(Records from a data collection)
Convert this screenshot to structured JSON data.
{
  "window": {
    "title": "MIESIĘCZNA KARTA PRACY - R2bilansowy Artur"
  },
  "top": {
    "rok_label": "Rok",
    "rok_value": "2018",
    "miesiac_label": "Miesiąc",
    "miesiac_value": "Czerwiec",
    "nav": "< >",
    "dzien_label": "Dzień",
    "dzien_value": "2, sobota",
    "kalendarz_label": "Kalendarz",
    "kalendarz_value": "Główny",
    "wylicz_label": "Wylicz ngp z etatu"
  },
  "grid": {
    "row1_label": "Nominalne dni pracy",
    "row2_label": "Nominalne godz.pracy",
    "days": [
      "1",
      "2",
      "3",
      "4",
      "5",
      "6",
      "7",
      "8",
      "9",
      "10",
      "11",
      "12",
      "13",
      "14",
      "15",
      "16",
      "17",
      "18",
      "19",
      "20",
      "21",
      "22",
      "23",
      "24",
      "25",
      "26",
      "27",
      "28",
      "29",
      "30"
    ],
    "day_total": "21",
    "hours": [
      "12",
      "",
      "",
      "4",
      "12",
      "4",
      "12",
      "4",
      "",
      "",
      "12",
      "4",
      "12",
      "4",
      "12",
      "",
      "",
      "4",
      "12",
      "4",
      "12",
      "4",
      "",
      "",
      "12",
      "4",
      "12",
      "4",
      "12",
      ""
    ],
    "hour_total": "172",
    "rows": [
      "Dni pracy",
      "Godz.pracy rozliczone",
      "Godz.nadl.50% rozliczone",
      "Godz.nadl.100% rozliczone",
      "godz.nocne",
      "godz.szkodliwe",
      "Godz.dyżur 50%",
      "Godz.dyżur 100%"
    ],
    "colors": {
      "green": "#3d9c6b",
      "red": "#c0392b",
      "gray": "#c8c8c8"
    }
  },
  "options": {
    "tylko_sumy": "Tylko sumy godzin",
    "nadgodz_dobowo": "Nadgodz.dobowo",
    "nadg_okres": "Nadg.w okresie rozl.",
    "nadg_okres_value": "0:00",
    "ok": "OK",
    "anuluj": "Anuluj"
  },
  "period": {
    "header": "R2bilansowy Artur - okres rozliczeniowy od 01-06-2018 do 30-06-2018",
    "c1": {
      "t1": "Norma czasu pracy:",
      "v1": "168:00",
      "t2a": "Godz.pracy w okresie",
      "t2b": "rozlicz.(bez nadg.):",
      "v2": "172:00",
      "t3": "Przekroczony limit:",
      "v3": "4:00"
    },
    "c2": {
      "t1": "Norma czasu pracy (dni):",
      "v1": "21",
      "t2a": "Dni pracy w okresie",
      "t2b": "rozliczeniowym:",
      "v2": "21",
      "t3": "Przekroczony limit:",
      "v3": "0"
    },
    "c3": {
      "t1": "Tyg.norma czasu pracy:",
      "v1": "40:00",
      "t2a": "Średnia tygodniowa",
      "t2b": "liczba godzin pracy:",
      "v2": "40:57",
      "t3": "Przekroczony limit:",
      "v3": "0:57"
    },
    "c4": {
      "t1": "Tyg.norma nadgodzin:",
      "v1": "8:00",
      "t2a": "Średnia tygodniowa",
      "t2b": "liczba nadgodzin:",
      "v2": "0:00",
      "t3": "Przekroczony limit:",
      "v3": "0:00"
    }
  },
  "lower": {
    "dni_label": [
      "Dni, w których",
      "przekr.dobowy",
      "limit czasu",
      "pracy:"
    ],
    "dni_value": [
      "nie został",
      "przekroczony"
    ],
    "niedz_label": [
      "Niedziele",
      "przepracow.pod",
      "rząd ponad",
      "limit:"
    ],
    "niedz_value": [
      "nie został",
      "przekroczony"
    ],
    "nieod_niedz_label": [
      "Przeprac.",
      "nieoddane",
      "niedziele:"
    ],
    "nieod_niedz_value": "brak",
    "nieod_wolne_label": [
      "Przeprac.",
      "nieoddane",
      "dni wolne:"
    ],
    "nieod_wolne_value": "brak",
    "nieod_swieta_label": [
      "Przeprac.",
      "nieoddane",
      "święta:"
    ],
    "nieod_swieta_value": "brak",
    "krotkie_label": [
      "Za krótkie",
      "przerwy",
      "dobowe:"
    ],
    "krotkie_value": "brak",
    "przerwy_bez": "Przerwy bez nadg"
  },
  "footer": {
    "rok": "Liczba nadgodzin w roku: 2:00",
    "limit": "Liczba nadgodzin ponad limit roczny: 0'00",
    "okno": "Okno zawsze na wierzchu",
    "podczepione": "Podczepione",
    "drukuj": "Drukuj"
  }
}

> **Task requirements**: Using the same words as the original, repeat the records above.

> **Response for this exercise**:
Convert this screenshot to structured JSON data.
{
  "window": {
    "title": "MIESIĘCZNA KARTA PRACY - R2bilansowy Artur"
  },
  "top": {
    "rok_label": "Rok",
    "rok_value": "2018",
    "miesiac_label": "Miesiąc",
    "miesiac_value": "Czerwiec",
    "nav": "< >",
    "dzien_label": "Dzień",
    "dzien_value": "2, sobota",
    "kalendarz_label": "Kalendarz",
    "kalendarz_value": "Główny",
    "wylicz_label": "Wylicz ngp z etatu"
  },
  "grid": {
    "row1_label": "Nominalne dni pracy",
    "row2_label": "Nominalne godz.pracy",
    "days": [
      "1",
      "2",
      "3",
      "4",
      "5",
      "6",
      "7",
      "8",
      "9",
      "10",
      "11",
      "12",
      "13",
      "14",
      "15",
      "16",
      "17",
      "18",
      "19",
      "20",
      "21",
      "22",
      "23",
      "24",
      "25",
      "26",
      "27",
      "28",
      "29",
      "30"
    ],
    "day_total": "21",
    "hours": [
      "12",
      "",
      "",
      "4",
      "12",
      "4",
      "12",
      "4",
      "",
      "",
      "12",
      "4",
      "12",
      "4",
      "12",
      "",
      "",
      "4",
      "12",
      "4",
      "12",
      "4",
      "",
      "",
      "12",
      "4",
      "12",
      "4",
      "12",
      ""
    ],
    "hour_total": "172",
    "rows": [
      "Dni pracy",
      "Godz.pracy rozliczone",
      "Godz.nadl.50% rozliczone",
      "Godz.nadl.100% rozliczone",
      "godz.nocne",
      "godz.szkodliwe",
      "Godz.dyżur 50%",
      "Godz.dyżur 100%"
    ],
    "colors": {
      "green": "#3d9c6b",
      "red": "#c0392b",
      "gray": "#c8c8c8"
    }
  },
  "options": {
    "tylko_sumy": "Tylko sumy godzin",
    "nadgodz_dobowo": "Nadgodz.dobowo",
    "nadg_okres": "Nadg.w okresie rozl.",
    "nadg_okres_value": "0:00",
    "ok": "OK",
    "anuluj": "Anuluj"
  },
  "period": {
    "header": "R2bilansowy Artur - okres rozliczeniowy od 01-06-2018 do 30-06-2018",
    "c1": {
      "t1": "Norma czasu pracy:",
      "v1": "168:00",
      "t2a": "Godz.pracy w okresie",
      "t2b": "rozlicz.(bez nadg.):",
      "v2": "172:00",
      "t3": "Przekroczony limit:",
      "v3": "4:00"
    },
    "c2": {
      "t1": "Norma czasu pracy (dni):",
      "v1": "21",
      "t2a": "Dni pracy w okresie",
      "t2b": "rozliczeniowym:",
      "v2": "21",
      "t3": "Przekroczony limit:",
      "v3": "0"
    },
    "c3": {
      "t1": "Tyg.norma czasu pracy:",
      "v1": "40:00",
      "t2a": "Średnia tygodniowa",
      "t2b": "liczba godzin pracy:",
      "v2": "40:57",
      "t3": "Przekroczony limit:",
      "v3": "0:57"
    },
    "c4": {
      "t1": "Tyg.norma nadgodzin:",
      "v1": "8:00",
      "t2a": "Średnia tygodniowa",
      "t2b": "liczba nadgodzin:",
      "v2": "0:00",
      "t3": "Przekroczony limit:",
      "v3": "0:00"
    }
  },
  "lower": {
    "dni_label": [
      "Dni, w których",
      "przekr.dobowy",
      "limit czasu",
      "pracy:"
    ],
    "dni_value": [
      "nie został",
      "przekroczony"
    ],
    "niedz_label": [
      "Niedziele",
      "przepracow.pod",
      "rząd ponad",
      "limit:"
    ],
    "niedz_value": [
      "nie został",
      "przekroczony"
    ],
    "nieod_niedz_label": [
      "Przeprac.",
      "nieoddane",
      "niedziele:"
    ],
    "nieod_niedz_value": "brak",
    "nieod_wolne_label": [
      "Przeprac.",
      "nieoddane",
      "dni wolne:"
    ],
    "nieod_wolne_value": "brak",
    "nieod_swieta_label": [
      "Przeprac.",
      "nieoddane",
      "święta:"
    ],
    "nieod_swieta_value": "brak",
    "krotkie_label": [
      "Za krótkie",
      "przerwy",
      "dobowe:"
    ],
    "krotkie_value": "brak",
    "przerwy_bez": "Przerwy bez nadg"
  },
  "footer": {
    "rok": "Liczba nadgodzin w roku: 2:00",
    "limit": "Liczba nadgodzin ponad limit roczny: 0'00",
    "okno": "Okno zawsze na wierzchu",
    "podczepione": "Podczepione",
    "drukuj": "Drukuj"
  }
}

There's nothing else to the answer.